INSTRUCTIONS TO FOLLOW: Would you give the number of lines below in which the string "return" appears? Nothing else is needed.

Segment Start: LISTED RECORDS

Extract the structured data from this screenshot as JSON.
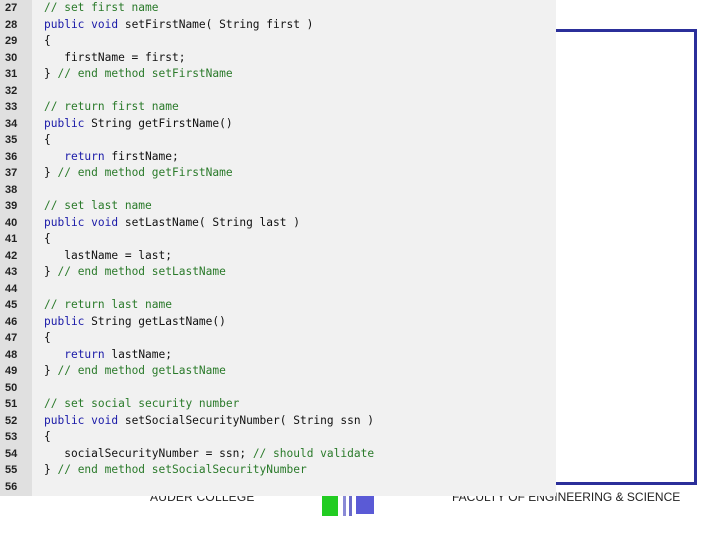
{
  "footer": {
    "left_text": "AUDER COLLEGE",
    "right_text": "FACULTY OF ENGINEERING & SCIENCE"
  },
  "colors": {
    "frame": "#2b2f9a",
    "keyword": "#1a1aa8",
    "comment": "#2a7a2a",
    "code_bg": "#f1f1f1",
    "gutter_bg": "#e0e0e0"
  },
  "code": {
    "lines": [
      {
        "n": "27",
        "tokens": [
          {
            "t": "// set first name",
            "c": "comment"
          }
        ]
      },
      {
        "n": "28",
        "tokens": [
          {
            "t": "public void ",
            "c": "kw"
          },
          {
            "t": "setFirstName( String first )",
            "c": "plain"
          }
        ]
      },
      {
        "n": "29",
        "tokens": [
          {
            "t": "{",
            "c": "plain"
          }
        ]
      },
      {
        "n": "30",
        "tokens": [
          {
            "t": "   firstName = first;",
            "c": "plain"
          }
        ]
      },
      {
        "n": "31",
        "tokens": [
          {
            "t": "} ",
            "c": "plain"
          },
          {
            "t": "// end method setFirstName",
            "c": "comment"
          }
        ]
      },
      {
        "n": "32",
        "tokens": []
      },
      {
        "n": "33",
        "tokens": [
          {
            "t": "// return first name",
            "c": "comment"
          }
        ]
      },
      {
        "n": "34",
        "tokens": [
          {
            "t": "public ",
            "c": "kw"
          },
          {
            "t": "String getFirstName()",
            "c": "plain"
          }
        ]
      },
      {
        "n": "35",
        "tokens": [
          {
            "t": "{",
            "c": "plain"
          }
        ]
      },
      {
        "n": "36",
        "tokens": [
          {
            "t": "   ",
            "c": "plain"
          },
          {
            "t": "return ",
            "c": "kw"
          },
          {
            "t": "firstName;",
            "c": "plain"
          }
        ]
      },
      {
        "n": "37",
        "tokens": [
          {
            "t": "} ",
            "c": "plain"
          },
          {
            "t": "// end method getFirstName",
            "c": "comment"
          }
        ]
      },
      {
        "n": "38",
        "tokens": []
      },
      {
        "n": "39",
        "tokens": [
          {
            "t": "// set last name",
            "c": "comment"
          }
        ]
      },
      {
        "n": "40",
        "tokens": [
          {
            "t": "public void ",
            "c": "kw"
          },
          {
            "t": "setLastName( String last )",
            "c": "plain"
          }
        ]
      },
      {
        "n": "41",
        "tokens": [
          {
            "t": "{",
            "c": "plain"
          }
        ]
      },
      {
        "n": "42",
        "tokens": [
          {
            "t": "   lastName = last;",
            "c": "plain"
          }
        ]
      },
      {
        "n": "43",
        "tokens": [
          {
            "t": "} ",
            "c": "plain"
          },
          {
            "t": "// end method setLastName",
            "c": "comment"
          }
        ]
      },
      {
        "n": "44",
        "tokens": []
      },
      {
        "n": "45",
        "tokens": [
          {
            "t": "// return last name",
            "c": "comment"
          }
        ]
      },
      {
        "n": "46",
        "tokens": [
          {
            "t": "public ",
            "c": "kw"
          },
          {
            "t": "String getLastName()",
            "c": "plain"
          }
        ]
      },
      {
        "n": "47",
        "tokens": [
          {
            "t": "{",
            "c": "plain"
          }
        ]
      },
      {
        "n": "48",
        "tokens": [
          {
            "t": "   ",
            "c": "plain"
          },
          {
            "t": "return ",
            "c": "kw"
          },
          {
            "t": "lastName;",
            "c": "plain"
          }
        ]
      },
      {
        "n": "49",
        "tokens": [
          {
            "t": "} ",
            "c": "plain"
          },
          {
            "t": "// end method getLastName",
            "c": "comment"
          }
        ]
      },
      {
        "n": "50",
        "tokens": []
      },
      {
        "n": "51",
        "tokens": [
          {
            "t": "// set social security number",
            "c": "comment"
          }
        ]
      },
      {
        "n": "52",
        "tokens": [
          {
            "t": "public void ",
            "c": "kw"
          },
          {
            "t": "setSocialSecurityNumber( String ssn )",
            "c": "plain"
          }
        ]
      },
      {
        "n": "53",
        "tokens": [
          {
            "t": "{",
            "c": "plain"
          }
        ]
      },
      {
        "n": "54",
        "tokens": [
          {
            "t": "   socialSecurityNumber = ssn; ",
            "c": "plain"
          },
          {
            "t": "// should validate",
            "c": "comment"
          }
        ]
      },
      {
        "n": "55",
        "tokens": [
          {
            "t": "} ",
            "c": "plain"
          },
          {
            "t": "// end method setSocialSecurityNumber",
            "c": "comment"
          }
        ]
      },
      {
        "n": "56",
        "tokens": []
      }
    ]
  }
}
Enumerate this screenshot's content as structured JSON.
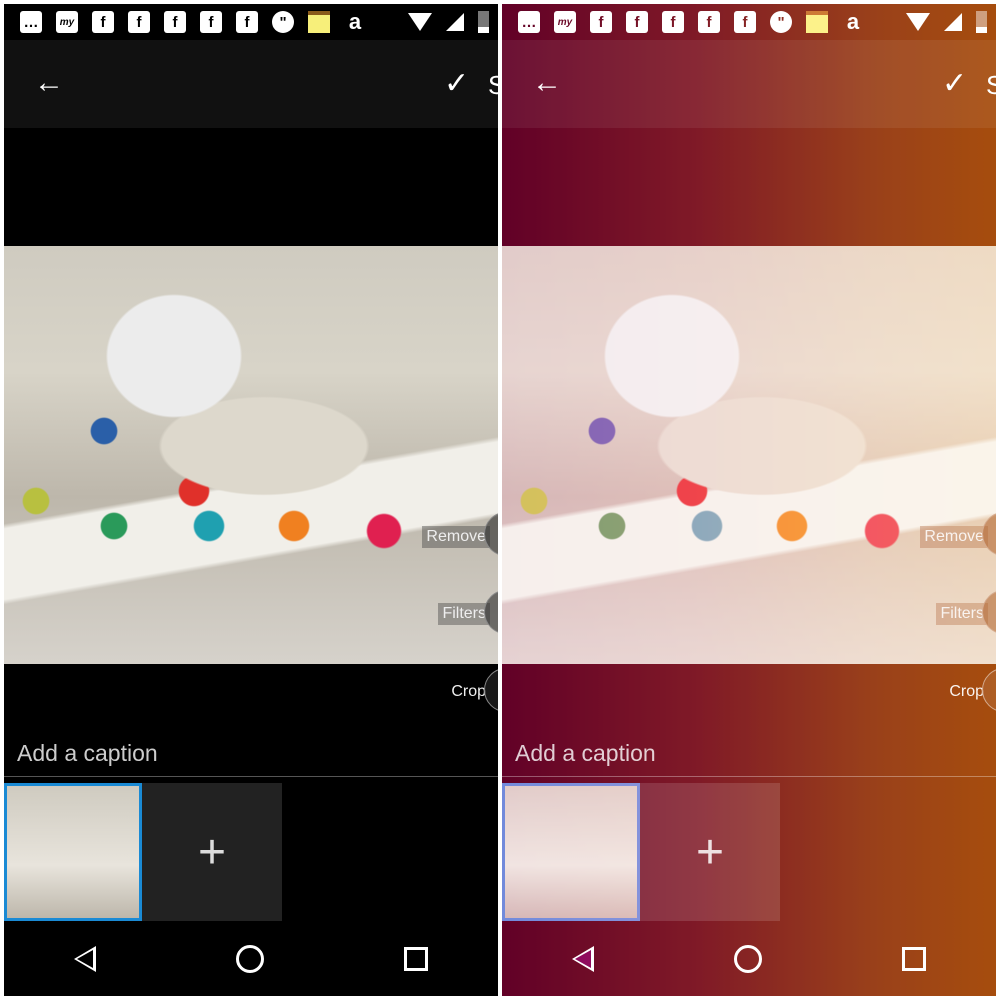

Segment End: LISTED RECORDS

EXERCISE OUTPUT: 4